# TASK DATA

Segment Open

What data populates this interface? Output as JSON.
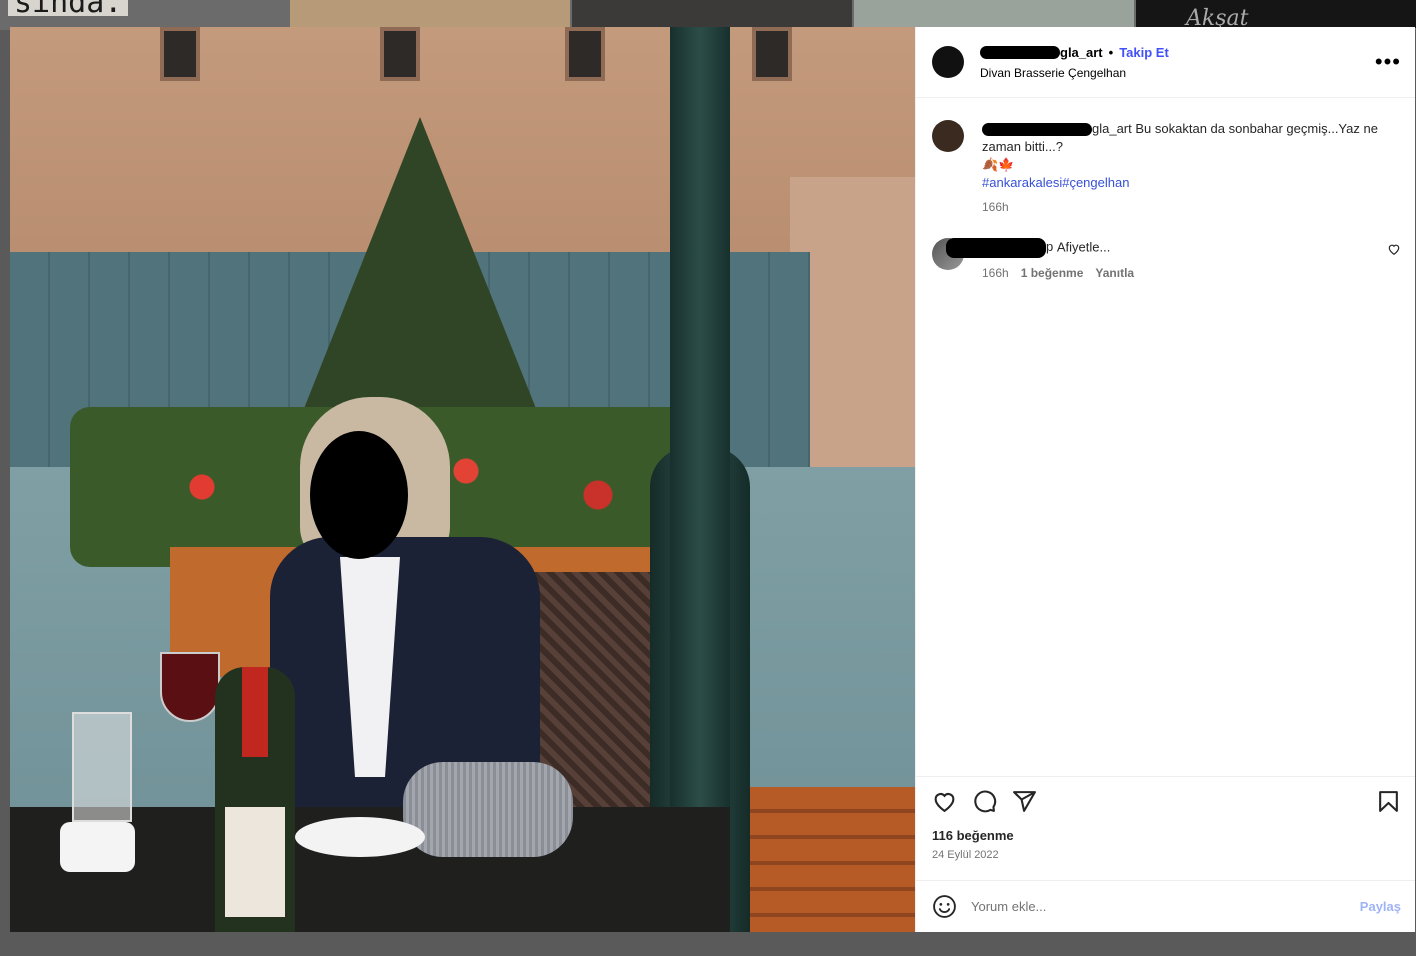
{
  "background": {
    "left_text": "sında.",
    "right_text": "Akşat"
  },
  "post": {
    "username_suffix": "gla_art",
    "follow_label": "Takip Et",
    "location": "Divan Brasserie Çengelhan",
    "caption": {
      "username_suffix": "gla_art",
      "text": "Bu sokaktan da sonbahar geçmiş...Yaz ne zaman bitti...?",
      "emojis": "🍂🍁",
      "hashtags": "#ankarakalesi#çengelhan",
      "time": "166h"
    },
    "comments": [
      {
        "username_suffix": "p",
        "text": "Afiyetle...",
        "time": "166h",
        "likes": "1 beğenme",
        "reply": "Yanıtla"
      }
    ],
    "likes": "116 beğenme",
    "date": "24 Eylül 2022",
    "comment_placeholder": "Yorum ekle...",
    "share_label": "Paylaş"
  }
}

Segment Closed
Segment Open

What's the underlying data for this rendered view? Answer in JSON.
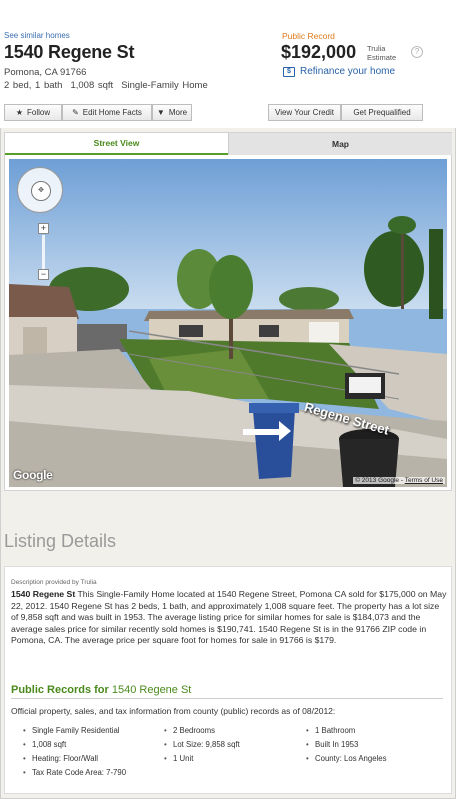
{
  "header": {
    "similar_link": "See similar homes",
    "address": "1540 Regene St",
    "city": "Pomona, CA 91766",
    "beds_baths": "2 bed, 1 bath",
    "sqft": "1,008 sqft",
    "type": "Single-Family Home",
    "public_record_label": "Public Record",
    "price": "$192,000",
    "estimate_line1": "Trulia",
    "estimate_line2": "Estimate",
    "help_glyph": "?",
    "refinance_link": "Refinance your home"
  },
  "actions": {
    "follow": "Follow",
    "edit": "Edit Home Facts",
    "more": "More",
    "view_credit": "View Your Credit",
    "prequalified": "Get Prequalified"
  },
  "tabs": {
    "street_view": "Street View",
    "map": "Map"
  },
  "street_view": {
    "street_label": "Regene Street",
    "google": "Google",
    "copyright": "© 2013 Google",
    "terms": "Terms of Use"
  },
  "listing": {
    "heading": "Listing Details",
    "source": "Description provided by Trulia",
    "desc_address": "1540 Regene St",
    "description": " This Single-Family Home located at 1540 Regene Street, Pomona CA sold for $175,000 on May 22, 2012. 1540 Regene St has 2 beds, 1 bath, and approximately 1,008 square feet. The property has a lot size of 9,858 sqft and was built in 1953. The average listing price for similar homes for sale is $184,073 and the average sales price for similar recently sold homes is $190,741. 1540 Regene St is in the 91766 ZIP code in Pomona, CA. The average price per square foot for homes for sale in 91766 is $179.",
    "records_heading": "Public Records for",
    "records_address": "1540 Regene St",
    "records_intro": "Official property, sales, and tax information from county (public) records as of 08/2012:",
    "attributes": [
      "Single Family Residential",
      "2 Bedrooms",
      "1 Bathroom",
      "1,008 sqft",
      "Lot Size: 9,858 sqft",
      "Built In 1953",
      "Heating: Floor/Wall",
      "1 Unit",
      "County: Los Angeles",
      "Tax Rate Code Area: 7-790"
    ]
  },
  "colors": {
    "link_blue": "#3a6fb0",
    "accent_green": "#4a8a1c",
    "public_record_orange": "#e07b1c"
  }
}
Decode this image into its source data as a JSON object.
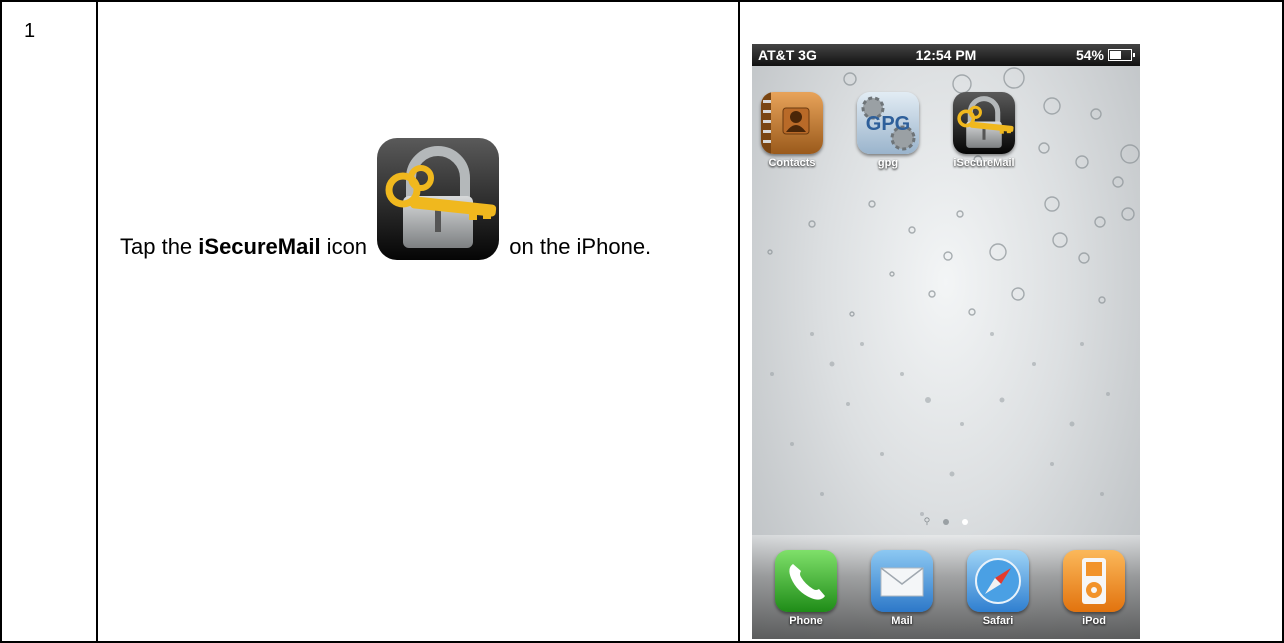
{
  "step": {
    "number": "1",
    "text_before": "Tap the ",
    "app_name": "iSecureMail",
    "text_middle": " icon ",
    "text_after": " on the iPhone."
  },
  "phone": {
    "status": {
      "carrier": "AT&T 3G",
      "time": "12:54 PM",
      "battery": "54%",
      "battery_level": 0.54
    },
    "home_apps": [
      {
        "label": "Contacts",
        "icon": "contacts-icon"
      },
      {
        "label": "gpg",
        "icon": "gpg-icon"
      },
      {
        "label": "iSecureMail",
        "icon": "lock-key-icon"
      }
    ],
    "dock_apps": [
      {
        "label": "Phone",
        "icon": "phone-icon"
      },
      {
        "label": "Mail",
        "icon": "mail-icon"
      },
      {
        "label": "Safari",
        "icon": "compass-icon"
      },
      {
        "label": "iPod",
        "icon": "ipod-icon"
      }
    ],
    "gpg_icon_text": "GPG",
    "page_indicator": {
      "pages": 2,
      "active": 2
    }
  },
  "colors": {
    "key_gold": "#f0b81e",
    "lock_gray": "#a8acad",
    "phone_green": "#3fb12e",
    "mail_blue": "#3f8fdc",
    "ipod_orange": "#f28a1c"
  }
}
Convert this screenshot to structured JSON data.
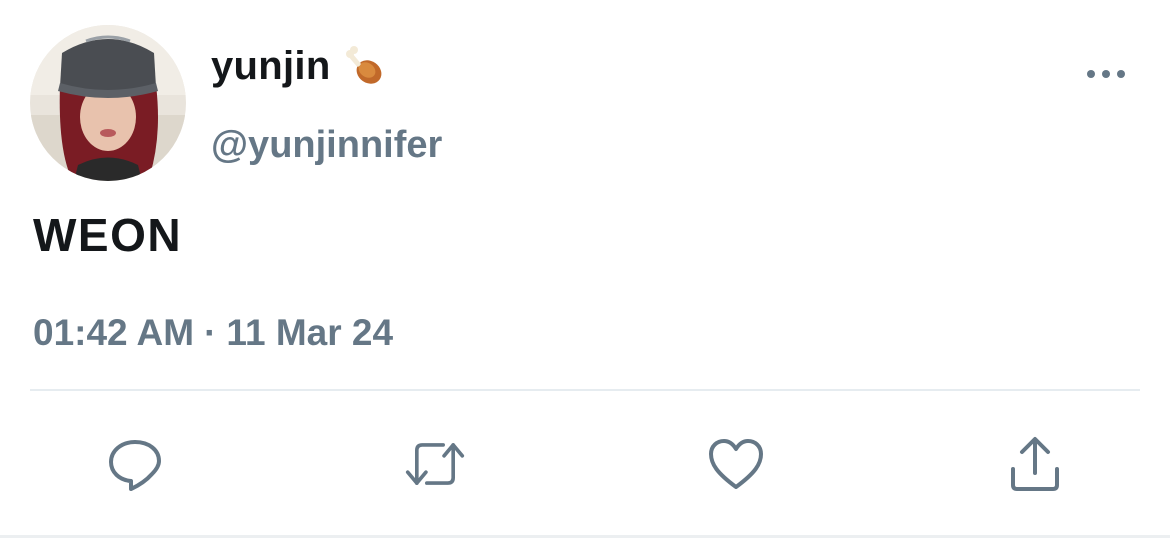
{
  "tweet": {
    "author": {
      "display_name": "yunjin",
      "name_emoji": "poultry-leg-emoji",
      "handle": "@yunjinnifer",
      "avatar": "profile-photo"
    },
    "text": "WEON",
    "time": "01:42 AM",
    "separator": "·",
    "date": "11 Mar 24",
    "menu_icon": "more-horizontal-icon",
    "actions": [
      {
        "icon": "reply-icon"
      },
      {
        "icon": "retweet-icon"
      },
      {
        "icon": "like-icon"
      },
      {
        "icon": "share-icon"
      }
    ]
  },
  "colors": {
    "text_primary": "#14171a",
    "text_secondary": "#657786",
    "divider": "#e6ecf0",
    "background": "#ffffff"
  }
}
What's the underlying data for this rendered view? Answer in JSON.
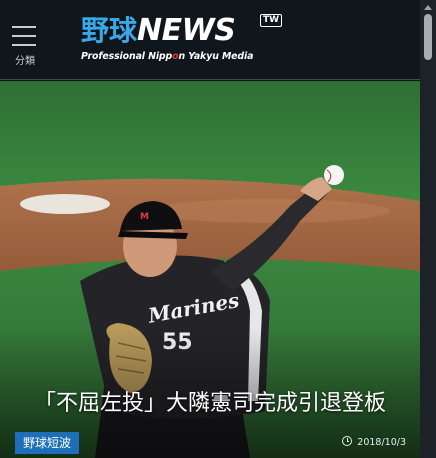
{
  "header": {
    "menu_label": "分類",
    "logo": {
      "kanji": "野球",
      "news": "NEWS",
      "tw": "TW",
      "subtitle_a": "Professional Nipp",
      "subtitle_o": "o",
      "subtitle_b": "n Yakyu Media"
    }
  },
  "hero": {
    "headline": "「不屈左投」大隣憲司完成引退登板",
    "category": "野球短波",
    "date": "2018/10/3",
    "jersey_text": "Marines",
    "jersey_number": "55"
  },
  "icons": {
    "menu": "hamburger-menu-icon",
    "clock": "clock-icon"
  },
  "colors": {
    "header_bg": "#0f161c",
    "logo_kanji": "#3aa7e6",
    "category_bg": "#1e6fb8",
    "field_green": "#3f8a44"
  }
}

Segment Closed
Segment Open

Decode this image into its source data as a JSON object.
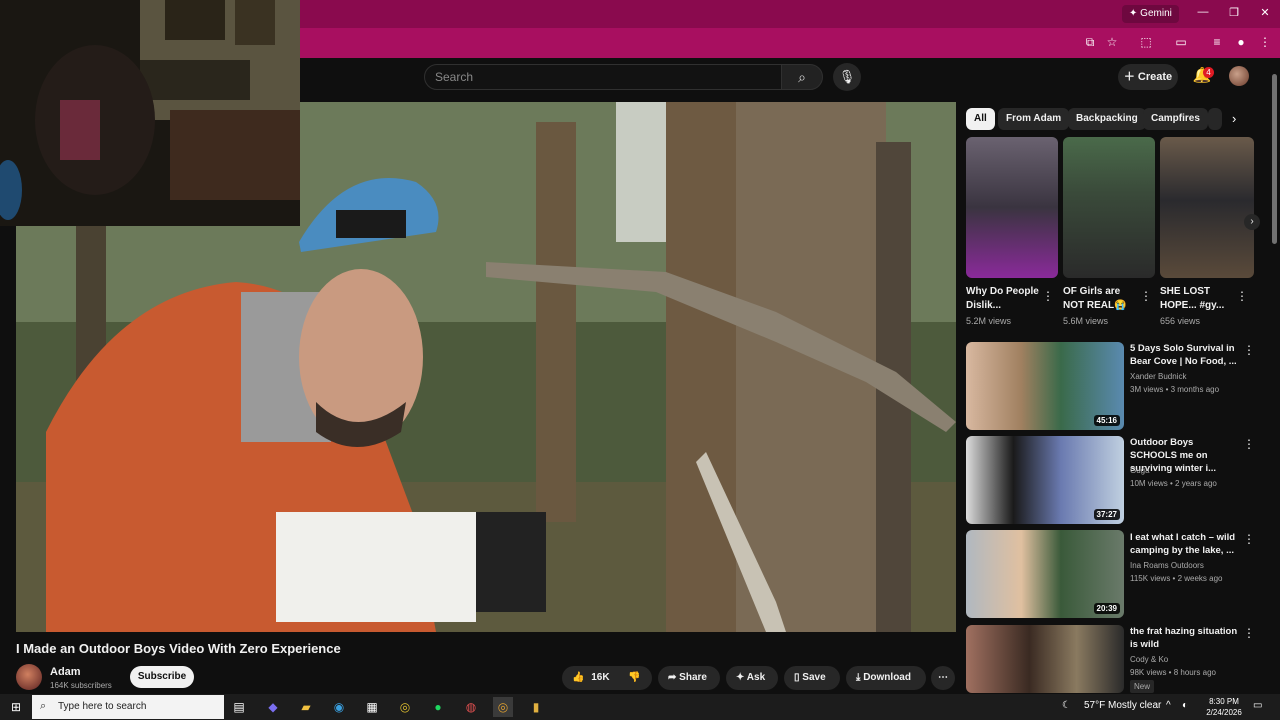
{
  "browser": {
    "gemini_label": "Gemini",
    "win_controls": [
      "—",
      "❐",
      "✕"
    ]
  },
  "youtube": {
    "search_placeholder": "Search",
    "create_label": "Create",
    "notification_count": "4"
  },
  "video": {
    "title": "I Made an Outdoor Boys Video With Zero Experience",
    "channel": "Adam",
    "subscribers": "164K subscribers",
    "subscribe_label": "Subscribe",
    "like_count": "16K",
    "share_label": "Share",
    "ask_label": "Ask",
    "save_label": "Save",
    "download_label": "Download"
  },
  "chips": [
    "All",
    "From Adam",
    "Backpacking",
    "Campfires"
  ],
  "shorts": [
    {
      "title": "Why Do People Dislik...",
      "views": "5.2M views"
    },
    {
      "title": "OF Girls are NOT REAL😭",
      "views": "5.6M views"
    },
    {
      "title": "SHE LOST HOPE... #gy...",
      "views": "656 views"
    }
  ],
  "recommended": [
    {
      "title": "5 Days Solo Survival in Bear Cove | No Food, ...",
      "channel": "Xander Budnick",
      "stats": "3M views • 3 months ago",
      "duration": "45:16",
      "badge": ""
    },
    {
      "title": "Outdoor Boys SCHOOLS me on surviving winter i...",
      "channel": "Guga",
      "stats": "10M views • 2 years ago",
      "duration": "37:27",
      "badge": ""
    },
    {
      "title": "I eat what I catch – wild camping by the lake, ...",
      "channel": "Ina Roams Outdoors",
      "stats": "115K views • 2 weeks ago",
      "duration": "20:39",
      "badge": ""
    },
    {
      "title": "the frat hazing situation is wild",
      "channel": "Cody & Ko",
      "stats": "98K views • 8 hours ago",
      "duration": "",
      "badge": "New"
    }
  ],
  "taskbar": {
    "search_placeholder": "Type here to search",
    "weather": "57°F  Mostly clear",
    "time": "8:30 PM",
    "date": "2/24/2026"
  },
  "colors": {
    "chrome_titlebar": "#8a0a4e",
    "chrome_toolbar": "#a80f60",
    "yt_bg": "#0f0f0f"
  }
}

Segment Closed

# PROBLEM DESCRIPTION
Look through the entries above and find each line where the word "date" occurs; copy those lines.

# OUTPUT BELOW
    "date": "24 Eylül 2022",
    "date": "11 Mar 24",
    "date": "2018/10/3",
    "date": "2/24/2026"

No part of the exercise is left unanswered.